One in three students globally is enrolled in private higher education institutions, according to research that reveals the huge growth and wide reach of private providers.
The analysis, the first study based on comprehensive data on the size and shape of private higher education internationally, finds that private institutions have 56.7 million students on their books, or 32.9 per cent of the world’s enrolment.
While the US has historically towered over the rest of the world in terms of the size of its private sector, the proportion of students in the country in private higher education stands at 27.5 per cent, lower than the global average, and it now accounts for only a tenth of global private enrolment.
Private universities’ share of enrolments is highest in Latin America (48.8 per cent) and Asia (42.1 per cent), but the sector is far from limited to a small number of countries: 97.6 per cent of the world’s total tertiary enrolment is in higher education systems with “dual-sector provision”, and in all regions at least 10 per cent of students are in the private sector, according to the research.

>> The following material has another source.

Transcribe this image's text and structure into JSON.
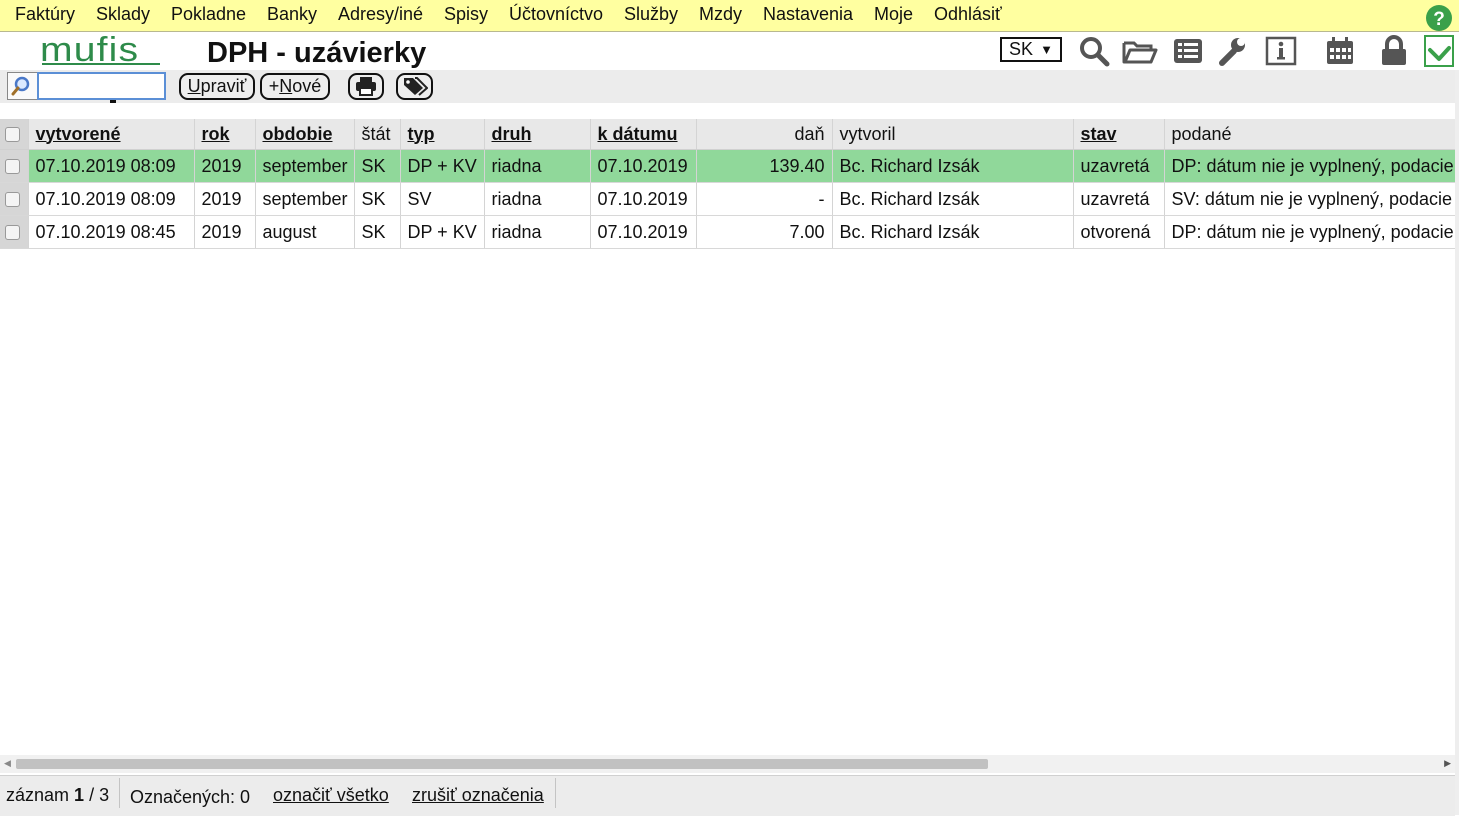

The research draws on a dataset developed by the Program for Research on Private Higher Education, a global scholarly network founded by Daniel Levy, distinguished professor in the School of Education at the State University of New York Albany. The data cover 192 countries and were sourced primarily from the Institute of Statistics at the UNESCO.
Of the 179 countries showing enrolment by sector, only 10 nations appear to have no private higher education, according to the analysis.
Compared with the higher figures for Latin America and Asia, private providers account for less than a sixth of total higher education enrolment in Canada, Australia and New Zealand (10.1 per cent) and Europe (14.9) per cent.